> _What you will do_:
Every line in the entries where "icon" is found should be copied.

========================================

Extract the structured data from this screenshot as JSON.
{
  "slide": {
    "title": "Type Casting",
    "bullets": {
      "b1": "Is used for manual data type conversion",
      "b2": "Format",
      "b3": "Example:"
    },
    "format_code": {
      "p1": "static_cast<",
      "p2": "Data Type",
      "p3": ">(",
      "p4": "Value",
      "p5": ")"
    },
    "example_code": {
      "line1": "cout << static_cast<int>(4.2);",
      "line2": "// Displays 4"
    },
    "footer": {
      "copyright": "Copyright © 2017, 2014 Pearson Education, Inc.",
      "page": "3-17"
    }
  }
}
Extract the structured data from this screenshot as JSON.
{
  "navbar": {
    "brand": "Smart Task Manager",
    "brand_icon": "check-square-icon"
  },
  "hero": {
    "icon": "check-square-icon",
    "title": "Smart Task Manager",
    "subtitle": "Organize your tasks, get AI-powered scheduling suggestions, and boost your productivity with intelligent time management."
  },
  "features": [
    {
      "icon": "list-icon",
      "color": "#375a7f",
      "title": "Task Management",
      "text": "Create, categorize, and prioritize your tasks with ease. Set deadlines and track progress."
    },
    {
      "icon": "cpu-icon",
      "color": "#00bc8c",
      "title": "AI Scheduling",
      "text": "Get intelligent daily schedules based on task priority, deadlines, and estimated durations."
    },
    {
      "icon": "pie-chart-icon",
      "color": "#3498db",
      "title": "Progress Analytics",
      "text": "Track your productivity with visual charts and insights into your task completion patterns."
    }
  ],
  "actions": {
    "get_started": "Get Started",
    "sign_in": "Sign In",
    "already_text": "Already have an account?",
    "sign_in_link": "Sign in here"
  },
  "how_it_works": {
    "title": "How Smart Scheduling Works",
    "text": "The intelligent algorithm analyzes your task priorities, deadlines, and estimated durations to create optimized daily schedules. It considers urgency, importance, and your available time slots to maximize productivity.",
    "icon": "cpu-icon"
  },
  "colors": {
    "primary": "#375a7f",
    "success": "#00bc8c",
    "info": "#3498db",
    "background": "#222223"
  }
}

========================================

> _Response to this exercise_:
    "brand_icon": "check-square-icon"
    "icon": "check-square-icon",
      "icon": "list-icon",
      "icon": "cpu-icon",
      "icon": "pie-chart-icon",
    "icon": "cpu-icon"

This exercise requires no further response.